The report estimated that the blast caused around $351,500 worth of property damage, including the $1,500 estimated cost of gas release.

The report also stated that CPUC’s Safety and Enforcement Division reviewed documentation and found that leak surveys on Aug. 14, 2010, and June 9, 2015, identified no leaks.

The exterior portion of the faulty pipe’s joint had fused sufficiently to remain pressure-tight until sometime between the last leak survey in June 2015 and the morning of January 12, 2017.

“Given the size of the ultimate leak, the final breach appears to have occurred within hours of the explosion,” according to the report. “Otherwise, the leak, which released odorized gas and caused bubbles in puddles, likely would have been detected.”

The bad fusion in that one part of the line caused a crack to open to gas pressure on the inside of the pipe, the report states, growing for 43 years from concentrated stress such as from rocks, tree roots, or ground movement. There is no evidence to indicate that stress from a dig-in or heavy vehicle traffic were factors.

The migration path of the leaking gas was confined by the driveway pavement and garage slab, forcing most of the migration horizontally and limiting the amount of released gas into the air. The migrating gas most likely entered the crawlspace through pervasive ground cracks in the drier soil within, according to the report.

Exponent found that PG&E’s emergency response to the explosion and fire was consistent with documented procedures, applicable regulations, and industry best practices.

“Had PG&E been able to stop the gas flow instantaneously after the explosion, the outcome would have been materially the same,” according to the report.

Clark and Skondin’s attorney, Douglas Adams of Sacramento, said the report is a step in the right direction.

“I’m pleased that they reached the right conclusion.
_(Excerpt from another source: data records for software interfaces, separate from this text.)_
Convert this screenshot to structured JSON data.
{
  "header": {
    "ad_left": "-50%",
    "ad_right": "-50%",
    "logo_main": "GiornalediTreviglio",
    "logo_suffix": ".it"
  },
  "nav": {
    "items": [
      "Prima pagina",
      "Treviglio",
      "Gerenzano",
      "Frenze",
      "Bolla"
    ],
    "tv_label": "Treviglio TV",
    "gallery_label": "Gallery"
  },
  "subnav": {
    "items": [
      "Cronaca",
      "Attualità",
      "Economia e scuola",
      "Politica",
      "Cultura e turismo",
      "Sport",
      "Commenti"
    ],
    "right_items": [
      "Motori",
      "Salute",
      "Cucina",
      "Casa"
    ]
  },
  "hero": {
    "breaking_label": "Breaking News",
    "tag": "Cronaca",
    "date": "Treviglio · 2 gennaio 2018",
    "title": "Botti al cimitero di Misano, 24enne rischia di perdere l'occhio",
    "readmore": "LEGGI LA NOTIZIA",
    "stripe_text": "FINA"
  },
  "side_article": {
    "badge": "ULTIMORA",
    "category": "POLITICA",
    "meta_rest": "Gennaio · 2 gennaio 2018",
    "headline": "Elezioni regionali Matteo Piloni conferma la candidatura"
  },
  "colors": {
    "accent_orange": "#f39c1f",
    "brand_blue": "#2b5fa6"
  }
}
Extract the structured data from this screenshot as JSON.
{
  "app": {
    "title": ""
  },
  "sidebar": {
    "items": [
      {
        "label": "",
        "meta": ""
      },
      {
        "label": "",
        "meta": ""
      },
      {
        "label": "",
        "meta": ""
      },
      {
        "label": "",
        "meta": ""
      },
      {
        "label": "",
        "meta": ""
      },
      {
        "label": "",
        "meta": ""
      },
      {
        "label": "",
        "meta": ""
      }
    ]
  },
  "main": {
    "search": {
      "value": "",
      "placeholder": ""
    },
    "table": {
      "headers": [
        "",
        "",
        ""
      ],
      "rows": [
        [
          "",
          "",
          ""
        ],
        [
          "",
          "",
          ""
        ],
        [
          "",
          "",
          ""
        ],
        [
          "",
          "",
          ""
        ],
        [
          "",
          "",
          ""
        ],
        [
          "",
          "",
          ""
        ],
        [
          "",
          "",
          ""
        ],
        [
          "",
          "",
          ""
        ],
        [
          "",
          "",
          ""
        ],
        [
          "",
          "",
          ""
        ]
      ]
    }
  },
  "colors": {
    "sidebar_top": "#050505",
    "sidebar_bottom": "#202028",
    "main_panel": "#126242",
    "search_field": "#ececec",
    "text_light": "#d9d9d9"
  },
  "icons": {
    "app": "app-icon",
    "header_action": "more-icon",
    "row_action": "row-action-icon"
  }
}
This explosion and fire was caused by PG&E. My clients are continuing to suffer as a result of their improper conduct,” Adams said Thursday.

PG&E response

Spokesman Greg Snapper said PG&E was provided with the CPUC report – finalized last month – just Thursday.

“We want our customers to know that we have been hard at work since the incident occurred in January,” Snapper said in an email. “Our safety actions include regular leak inspections of our entire natural gas system using the best technology available, rapid response to gas odors, replacement of pipe and finding and fixing leaks.”

He noted PG&E’s safety actions, including:

– Pipe replacement along South George Washington and Bogue Road.

– Regular leak inspections in Yuba City and across its entire system.

– Rapid response to any odor call received.

– Exponent was immediately brought in to conduct a thorough investigation.

Snapper said that PG&E has reviewed leak records for the gas distribution system for fusion-related leaks, looking to see what trends or information could indicate potential fusion issues.

“We’re using this to inform our system-wide inspection and pipeline replacement program,” he said. “Leaks that appear to be a sign of fusion joints are further investigated and action taken to keep families and businesses safe.”

He noted that PG&E practices an intensive operator qualifications program overseen by the CPUC that ensures every gas worker performing pipeline installations is properly trained in the area of pipe fusions, among other required duties.

When asked if PG&E plans to financially aid Clark and Skondin, or what the next steps in the incident are, Snapper replied, “We’re going to continue supporting that community.”

Adams said his clients are still suffering from the traumatic event.

“Our clients are still recovering from and undergoing medical treatment for injuries, and we’re gathering evidence necessary to prove their claims,” Adams said.

CONTACT Rachel Rosenbaum at 749-4771 and on Twitter @RaeRosenbaum.